------ Provided data ------

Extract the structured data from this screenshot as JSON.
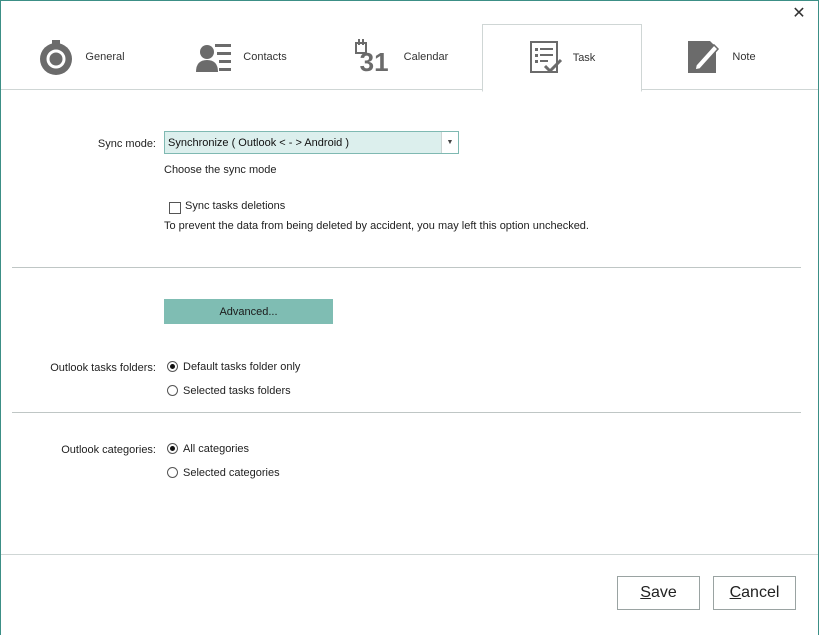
{
  "window": {
    "close_label": "✕"
  },
  "tabs": [
    {
      "label": "General",
      "icon": "gear-icon"
    },
    {
      "label": "Contacts",
      "icon": "contacts-icon"
    },
    {
      "label": "Calendar",
      "icon": "calendar-icon",
      "day": "31"
    },
    {
      "label": "Task",
      "icon": "task-icon",
      "active": true
    },
    {
      "label": "Note",
      "icon": "note-icon"
    }
  ],
  "sync": {
    "label": "Sync mode:",
    "value": "Synchronize  ( Outlook < - > Android )",
    "hint": "Choose the sync mode",
    "deletions_label": "Sync tasks deletions",
    "deletions_checked": false,
    "deletions_hint": "To prevent the data from being deleted by accident, you may left this option unchecked."
  },
  "advanced": {
    "label": "Advanced..."
  },
  "folders": {
    "label": "Outlook tasks folders:",
    "options": [
      "Default tasks folder only",
      "Selected tasks folders"
    ],
    "selected": 0
  },
  "categories": {
    "label": "Outlook categories:",
    "options": [
      "All categories",
      "Selected categories"
    ],
    "selected": 0
  },
  "footer": {
    "save_first": "S",
    "save_rest": "ave",
    "cancel_first": "C",
    "cancel_rest": "ancel"
  },
  "colors": {
    "accent": "#7fbdb3",
    "combo_bg": "#dcefed",
    "border": "#3c8f86"
  }
}
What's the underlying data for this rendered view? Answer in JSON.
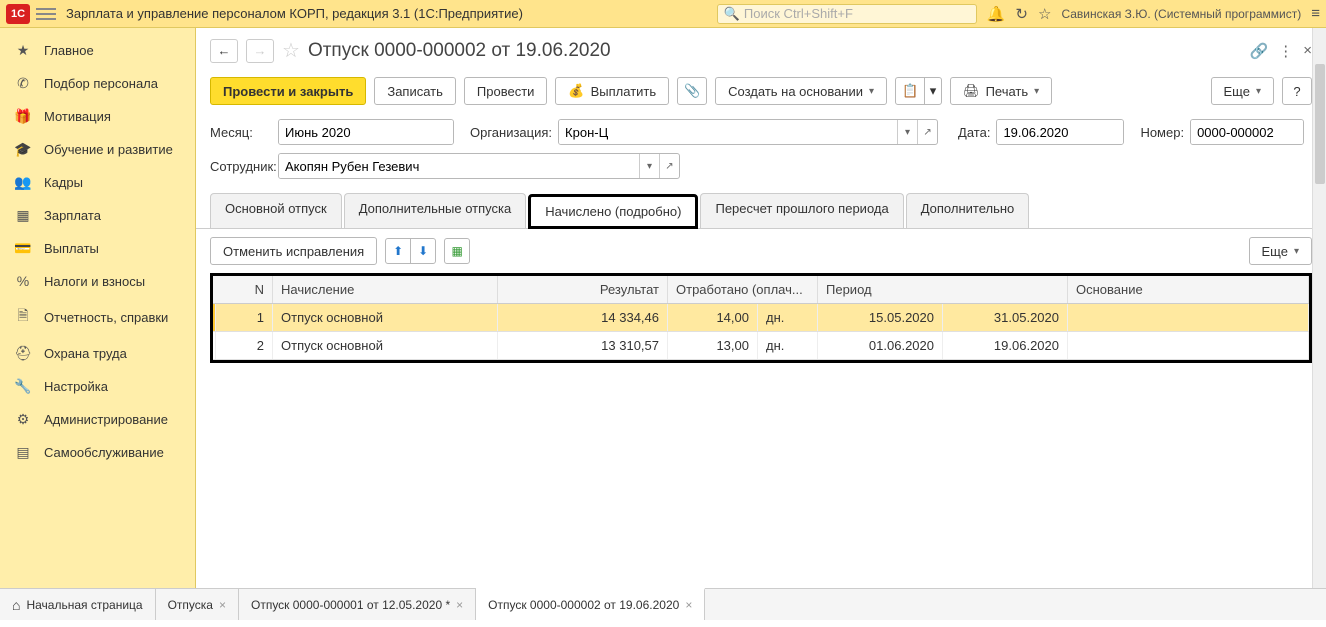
{
  "top": {
    "logo": "1C",
    "app_title": "Зарплата и управление персоналом КОРП, редакция 3.1  (1С:Предприятие)",
    "search_placeholder": "Поиск Ctrl+Shift+F",
    "user": "Савинская З.Ю. (Системный программист)"
  },
  "sidebar": [
    {
      "icon": "★",
      "label": "Главное"
    },
    {
      "icon": "✆",
      "label": "Подбор персонала"
    },
    {
      "icon": "🎁",
      "label": "Мотивация"
    },
    {
      "icon": "🎓",
      "label": "Обучение и развитие"
    },
    {
      "icon": "👥",
      "label": "Кадры"
    },
    {
      "icon": "▦",
      "label": "Зарплата"
    },
    {
      "icon": "💳",
      "label": "Выплаты"
    },
    {
      "icon": "%",
      "label": "Налоги и взносы"
    },
    {
      "icon": "🗎",
      "label": "Отчетность, справки"
    },
    {
      "icon": "⛑",
      "label": "Охрана труда"
    },
    {
      "icon": "🔧",
      "label": "Настройка"
    },
    {
      "icon": "⚙",
      "label": "Администрирование"
    },
    {
      "icon": "▤",
      "label": "Самообслуживание"
    }
  ],
  "doc": {
    "title": "Отпуск 0000-000002 от 19.06.2020",
    "toolbar": {
      "post_close": "Провести и закрыть",
      "save": "Записать",
      "post": "Провести",
      "pay": "Выплатить",
      "create_based": "Создать на основании",
      "print": "Печать",
      "more": "Еще",
      "help": "?"
    },
    "fields": {
      "month_label": "Месяц:",
      "month_value": "Июнь 2020",
      "org_label": "Организация:",
      "org_value": "Крон-Ц",
      "date_label": "Дата:",
      "date_value": "19.06.2020",
      "number_label": "Номер:",
      "number_value": "0000-000002",
      "employee_label": "Сотрудник:",
      "employee_value": "Акопян Рубен Гезевич"
    },
    "tabs": [
      "Основной отпуск",
      "Дополнительные отпуска",
      "Начислено (подробно)",
      "Пересчет прошлого периода",
      "Дополнительно"
    ],
    "tab_toolbar": {
      "cancel_fix": "Отменить исправления",
      "more": "Еще"
    },
    "grid": {
      "headers": {
        "n": "N",
        "name": "Начисление",
        "result": "Результат",
        "worked": "Отработано (оплач...",
        "period": "Период",
        "basis": "Основание"
      },
      "rows": [
        {
          "n": "1",
          "name": "Отпуск основной",
          "result": "14 334,46",
          "worked": "14,00",
          "unit": "дн.",
          "p1": "15.05.2020",
          "p2": "31.05.2020",
          "basis": ""
        },
        {
          "n": "2",
          "name": "Отпуск основной",
          "result": "13 310,57",
          "worked": "13,00",
          "unit": "дн.",
          "p1": "01.06.2020",
          "p2": "19.06.2020",
          "basis": ""
        }
      ]
    }
  },
  "bottom_tabs": [
    {
      "label": "Начальная страница",
      "home": true,
      "closable": false
    },
    {
      "label": "Отпуска",
      "closable": true
    },
    {
      "label": "Отпуск 0000-000001 от 12.05.2020 *",
      "closable": true
    },
    {
      "label": "Отпуск 0000-000002 от 19.06.2020",
      "closable": true,
      "active": true
    }
  ]
}
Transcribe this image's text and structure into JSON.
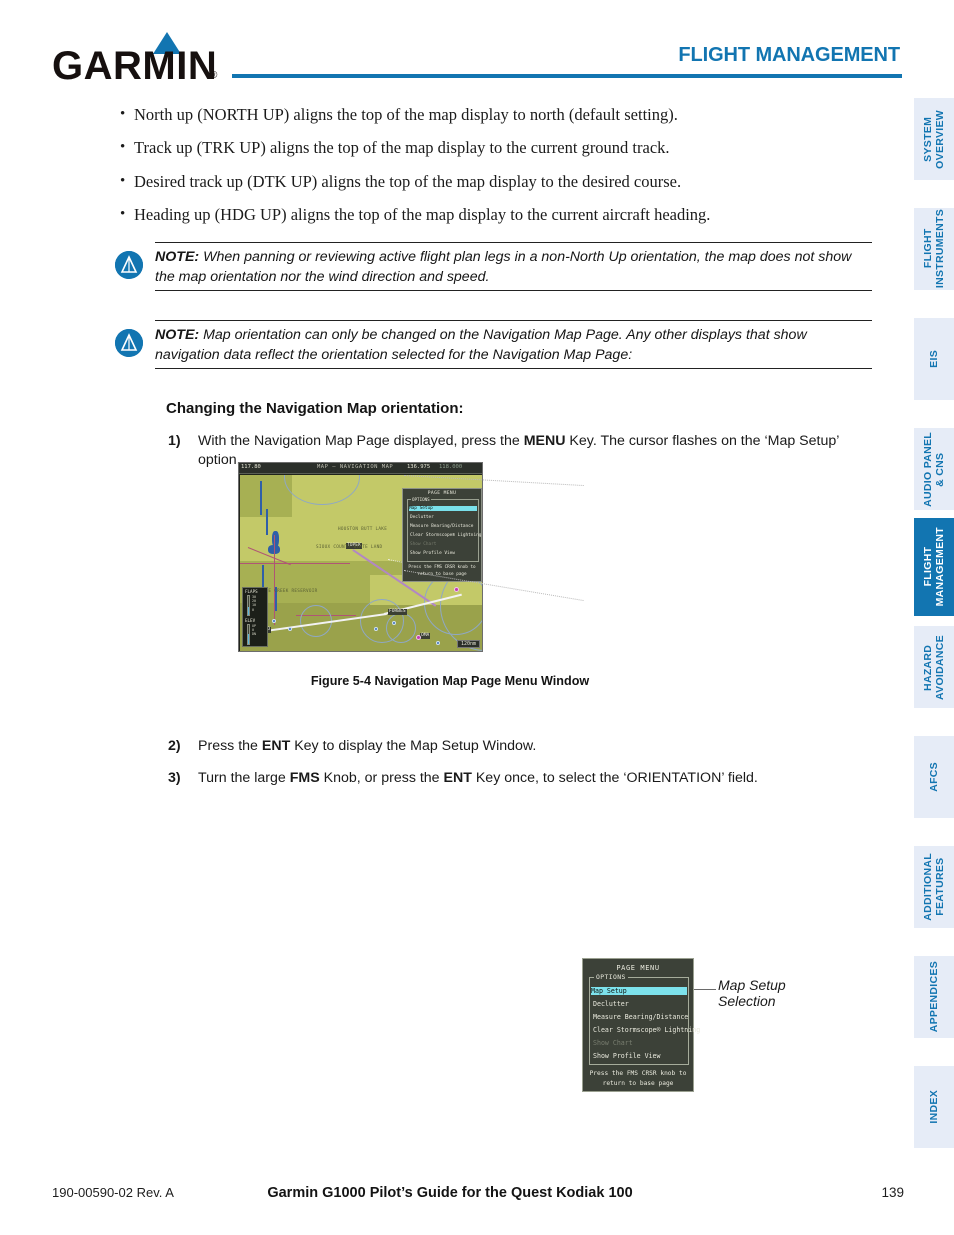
{
  "header": {
    "logo_text": "GARMIN",
    "logo_registered": "®",
    "title": "FLIGHT MANAGEMENT",
    "accent_color": "#1275b1"
  },
  "sidebar": {
    "active_index": 4,
    "items": [
      {
        "label": "SYSTEM\nOVERVIEW",
        "active": false
      },
      {
        "label": "FLIGHT\nINSTRUMENTS",
        "active": false
      },
      {
        "label": "EIS",
        "active": false
      },
      {
        "label": "AUDIO PANEL\n& CNS",
        "active": false
      },
      {
        "label": "FLIGHT\nMANAGEMENT",
        "active": true
      },
      {
        "label": "HAZARD\nAVOIDANCE",
        "active": false
      },
      {
        "label": "AFCS",
        "active": false
      },
      {
        "label": "ADDITIONAL\nFEATURES",
        "active": false
      },
      {
        "label": "APPENDICES",
        "active": false
      },
      {
        "label": "INDEX",
        "active": false
      }
    ]
  },
  "body": {
    "bullets": [
      "North up (NORTH UP) aligns the top of the map display to north (default setting).",
      "Track up (TRK UP) aligns the top of the map display to the current ground track.",
      "Desired track up (DTK UP) aligns the top of the map display to the desired course.",
      "Heading up (HDG UP) aligns the top of the map display to the current aircraft heading."
    ],
    "notes": [
      {
        "label": "NOTE:",
        "text": " When panning or reviewing active flight plan legs in a non-North Up orientation, the map does not show the map orientation nor the wind direction and speed."
      },
      {
        "label": "NOTE:",
        "text": " Map orientation can only be changed on the Navigation Map Page.  Any other displays that show navigation data reflect the orientation selected for the Navigation Map Page:"
      }
    ],
    "procedure_heading": "Changing the Navigation Map orientation:",
    "steps": [
      {
        "num": "1)",
        "pre": "With the Navigation Map Page displayed, press the ",
        "bold": "MENU",
        "post": " Key.  The cursor flashes on the ‘Map Setup’ option."
      },
      {
        "num": "2)",
        "pre": "Press the ",
        "bold": "ENT",
        "post": " Key to display the Map Setup Window."
      },
      {
        "num": "3)",
        "pre": "Turn the large ",
        "bold": "FMS",
        "post": " Knob, or press the ",
        "bold2": "ENT",
        "post2": " Key once, to select the ‘ORIENTATION’ field."
      }
    ]
  },
  "figure": {
    "caption": "Figure 5-4  Navigation Map Page Menu Window",
    "callout_label": "Map Setup\nSelection",
    "mfd": {
      "topbar": {
        "nav_freq": "117.80",
        "page_title": "MAP – NAVIGATION MAP",
        "com_active": "136.975",
        "com_standby": "118.000",
        "com_standby_unit": "COM2"
      },
      "map_labels": [
        "HOUSTON BUTT LAKE",
        "SIOUX COUNTY STATE LAND",
        "TUTTLE CREEK RESERVOIR"
      ],
      "waypoints": [
        "TOPEK",
        "FORBES",
        "KOKO",
        "OMA"
      ],
      "range": "120nm",
      "gauges": [
        {
          "name": "FLAPS",
          "ticks": [
            "30",
            "20",
            "10",
            "0"
          ]
        },
        {
          "name": "ELEV",
          "ticks": [
            "UP",
            "0",
            "DN"
          ]
        }
      ]
    },
    "page_menu": {
      "title": "PAGE MENU",
      "group_label": "OPTIONS",
      "items": [
        {
          "label": "Map Setup",
          "selected": true,
          "disabled": false
        },
        {
          "label": "Declutter",
          "selected": false,
          "disabled": false
        },
        {
          "label": "Measure Bearing/Distance",
          "selected": false,
          "disabled": false
        },
        {
          "label": "Clear Stormscope® Lightning",
          "selected": false,
          "disabled": false
        },
        {
          "label": "Show Chart",
          "selected": false,
          "disabled": true
        },
        {
          "label": "Show Profile View",
          "selected": false,
          "disabled": false
        }
      ],
      "footer_line1": "Press the FMS CRSR knob to",
      "footer_line2": "return to base page"
    }
  },
  "footer": {
    "left": "190-00590-02  Rev. A",
    "center": "Garmin G1000 Pilot’s Guide for the Quest Kodiak 100",
    "right": "139"
  }
}
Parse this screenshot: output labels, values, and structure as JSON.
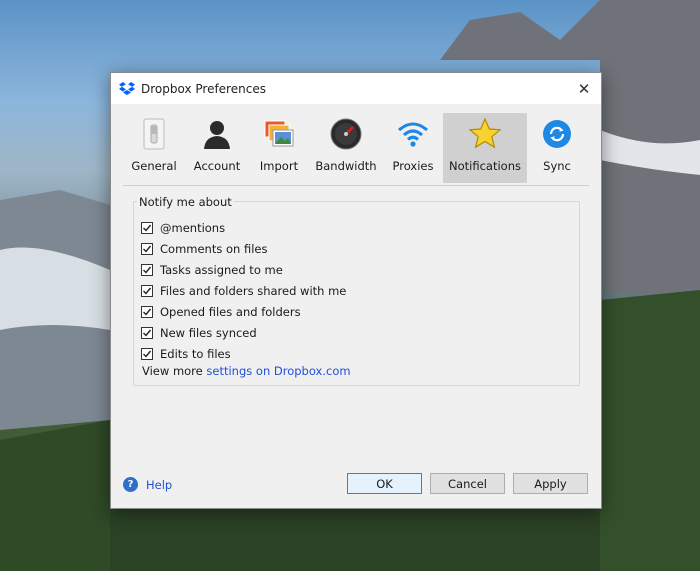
{
  "window": {
    "title": "Dropbox Preferences",
    "close_glyph": "✕"
  },
  "tabs": [
    {
      "label": "General",
      "icon": "switch-icon"
    },
    {
      "label": "Account",
      "icon": "person-icon"
    },
    {
      "label": "Import",
      "icon": "photos-icon"
    },
    {
      "label": "Bandwidth",
      "icon": "gauge-icon"
    },
    {
      "label": "Proxies",
      "icon": "wifi-icon"
    },
    {
      "label": "Notifications",
      "icon": "star-icon",
      "active": true
    },
    {
      "label": "Sync",
      "icon": "sync-icon"
    }
  ],
  "notifications": {
    "group_title": "Notify me about",
    "items": [
      {
        "label": "@mentions",
        "checked": true
      },
      {
        "label": "Comments on files",
        "checked": true
      },
      {
        "label": "Tasks assigned to me",
        "checked": true
      },
      {
        "label": "Files and folders shared with me",
        "checked": true
      },
      {
        "label": "Opened files and folders",
        "checked": true
      },
      {
        "label": "New files synced",
        "checked": true
      },
      {
        "label": "Edits to files",
        "checked": true
      }
    ],
    "view_more_prefix": "View more",
    "view_more_link": "settings on Dropbox.com"
  },
  "footer": {
    "help_label": "Help",
    "help_glyph": "?",
    "ok_label": "OK",
    "cancel_label": "Cancel",
    "apply_label": "Apply"
  },
  "colors": {
    "accent": "#3b7ddb",
    "link": "#1f4fd6",
    "dropbox_blue": "#0061fe"
  }
}
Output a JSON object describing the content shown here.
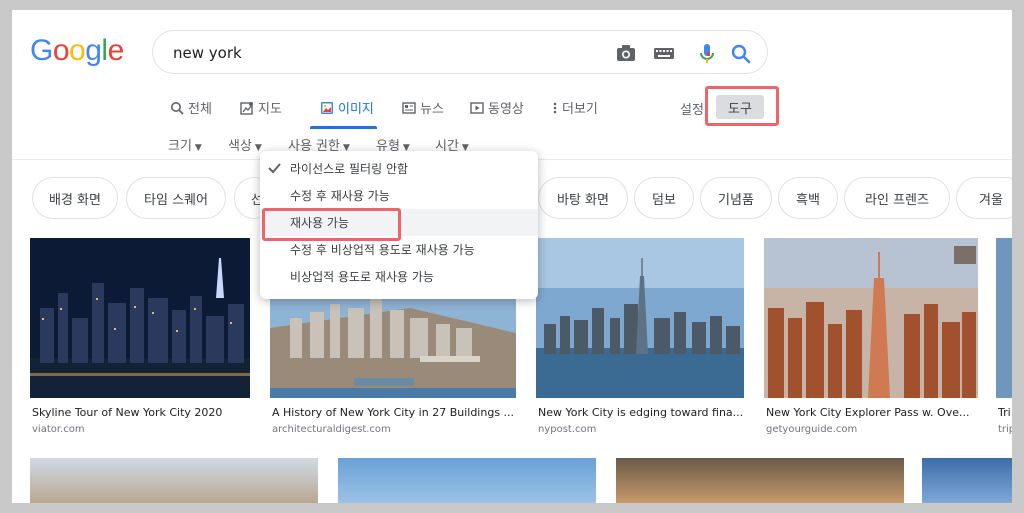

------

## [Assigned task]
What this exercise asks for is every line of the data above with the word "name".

## [Exercise solution]
        "name": "Начисление",
          "name": "Отпуск основной",
          "name": "Отпуск основной",
          "name": "FLAPS",
          "name": "ELEV",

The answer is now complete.